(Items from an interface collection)
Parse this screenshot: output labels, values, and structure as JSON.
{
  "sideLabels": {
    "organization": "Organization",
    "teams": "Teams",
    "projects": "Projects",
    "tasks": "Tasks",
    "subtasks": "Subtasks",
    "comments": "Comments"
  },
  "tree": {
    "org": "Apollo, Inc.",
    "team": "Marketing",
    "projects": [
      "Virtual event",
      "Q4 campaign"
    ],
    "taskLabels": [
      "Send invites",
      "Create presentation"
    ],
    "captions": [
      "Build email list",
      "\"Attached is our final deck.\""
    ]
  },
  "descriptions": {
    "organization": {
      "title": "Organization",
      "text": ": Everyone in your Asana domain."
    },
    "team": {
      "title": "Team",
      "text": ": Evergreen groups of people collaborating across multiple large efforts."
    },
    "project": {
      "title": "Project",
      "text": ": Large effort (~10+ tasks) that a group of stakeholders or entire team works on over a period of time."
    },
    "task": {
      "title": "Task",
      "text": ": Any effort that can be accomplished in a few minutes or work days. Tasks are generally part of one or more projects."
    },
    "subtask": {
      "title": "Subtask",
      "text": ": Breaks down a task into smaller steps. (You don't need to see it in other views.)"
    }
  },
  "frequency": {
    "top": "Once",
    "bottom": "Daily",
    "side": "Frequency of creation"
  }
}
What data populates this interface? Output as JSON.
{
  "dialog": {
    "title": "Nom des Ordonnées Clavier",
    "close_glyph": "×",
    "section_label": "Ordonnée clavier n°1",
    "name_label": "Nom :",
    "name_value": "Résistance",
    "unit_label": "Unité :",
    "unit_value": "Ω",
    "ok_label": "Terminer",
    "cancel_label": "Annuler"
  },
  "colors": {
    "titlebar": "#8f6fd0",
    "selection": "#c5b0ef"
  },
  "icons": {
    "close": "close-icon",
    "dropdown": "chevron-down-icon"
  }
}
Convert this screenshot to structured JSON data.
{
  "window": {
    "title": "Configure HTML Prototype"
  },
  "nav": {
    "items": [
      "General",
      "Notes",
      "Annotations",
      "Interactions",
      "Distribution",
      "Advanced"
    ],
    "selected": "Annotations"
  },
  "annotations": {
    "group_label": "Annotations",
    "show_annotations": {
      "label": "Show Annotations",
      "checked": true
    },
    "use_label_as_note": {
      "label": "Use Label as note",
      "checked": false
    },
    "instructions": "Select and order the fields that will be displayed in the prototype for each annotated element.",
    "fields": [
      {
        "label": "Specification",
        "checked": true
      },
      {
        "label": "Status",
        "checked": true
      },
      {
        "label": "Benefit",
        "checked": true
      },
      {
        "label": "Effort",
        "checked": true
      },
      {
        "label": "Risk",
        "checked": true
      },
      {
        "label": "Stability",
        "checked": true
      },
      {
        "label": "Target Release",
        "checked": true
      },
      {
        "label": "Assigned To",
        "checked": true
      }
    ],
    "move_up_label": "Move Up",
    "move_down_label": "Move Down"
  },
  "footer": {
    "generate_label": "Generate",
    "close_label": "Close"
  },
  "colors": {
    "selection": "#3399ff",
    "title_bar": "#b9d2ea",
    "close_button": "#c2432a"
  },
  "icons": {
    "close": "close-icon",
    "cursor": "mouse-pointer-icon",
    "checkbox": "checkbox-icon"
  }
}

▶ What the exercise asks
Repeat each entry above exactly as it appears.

▶ Answer
Parse this screenshot: output labels, values, and structure as JSON.
{
  "sideLabels": {
    "organization": "Organization",
    "teams": "Teams",
    "projects": "Projects",
    "tasks": "Tasks",
    "subtasks": "Subtasks",
    "comments": "Comments"
  },
  "tree": {
    "org": "Apollo, Inc.",
    "team": "Marketing",
    "projects": [
      "Virtual event",
      "Q4 campaign"
    ],
    "taskLabels": [
      "Send invites",
      "Create presentation"
    ],
    "captions": [
      "Build email list",
      "\"Attached is our final deck.\""
    ]
  },
  "descriptions": {
    "organization": {
      "title": "Organization",
      "text": ": Everyone in your Asana domain."
    },
    "team": {
      "title": "Team",
      "text": ": Evergreen groups of people collaborating across multiple large efforts."
    },
    "project": {
      "title": "Project",
      "text": ": Large effort (~10+ tasks) that a group of stakeholders or entire team works on over a period of time."
    },
    "task": {
      "title": "Task",
      "text": ": Any effort that can be accomplished in a few minutes or work days. Tasks are generally part of one or more projects."
    },
    "subtask": {
      "title": "Subtask",
      "text": ": Breaks down a task into smaller steps. (You don't need to see it in other views.)"
    }
  },
  "frequency": {
    "top": "Once",
    "bottom": "Daily",
    "side": "Frequency of creation"
  }
}
What data populates this interface? Output as JSON.
{
  "dialog": {
    "title": "Nom des Ordonnées Clavier",
    "close_glyph": "×",
    "section_label": "Ordonnée clavier n°1",
    "name_label": "Nom :",
    "name_value": "Résistance",
    "unit_label": "Unité :",
    "unit_value": "Ω",
    "ok_label": "Terminer",
    "cancel_label": "Annuler"
  },
  "colors": {
    "titlebar": "#8f6fd0",
    "selection": "#c5b0ef"
  },
  "icons": {
    "close": "close-icon",
    "dropdown": "chevron-down-icon"
  }
}
Convert this screenshot to structured JSON data.
{
  "window": {
    "title": "Configure HTML Prototype"
  },
  "nav": {
    "items": [
      "General",
      "Notes",
      "Annotations",
      "Interactions",
      "Distribution",
      "Advanced"
    ],
    "selected": "Annotations"
  },
  "annotations": {
    "group_label": "Annotations",
    "show_annotations": {
      "label": "Show Annotations",
      "checked": true
    },
    "use_label_as_note": {
      "label": "Use Label as note",
      "checked": false
    },
    "instructions": "Select and order the fields that will be displayed in the prototype for each annotated element.",
    "fields": [
      {
        "label": "Specification",
        "checked": true
      },
      {
        "label": "Status",
        "checked": true
      },
      {
        "label": "Benefit",
        "checked": true
      },
      {
        "label": "Effort",
        "checked": true
      },
      {
        "label": "Risk",
        "checked": true
      },
      {
        "label": "Stability",
        "checked": true
      },
      {
        "label": "Target Release",
        "checked": true
      },
      {
        "label": "Assigned To",
        "checked": true
      }
    ],
    "move_up_label": "Move Up",
    "move_down_label": "Move Down"
  },
  "footer": {
    "generate_label": "Generate",
    "close_label": "Close"
  },
  "colors": {
    "selection": "#3399ff",
    "title_bar": "#b9d2ea",
    "close_button": "#c2432a"
  },
  "icons": {
    "close": "close-icon",
    "cursor": "mouse-pointer-icon",
    "checkbox": "checkbox-icon"
  }
}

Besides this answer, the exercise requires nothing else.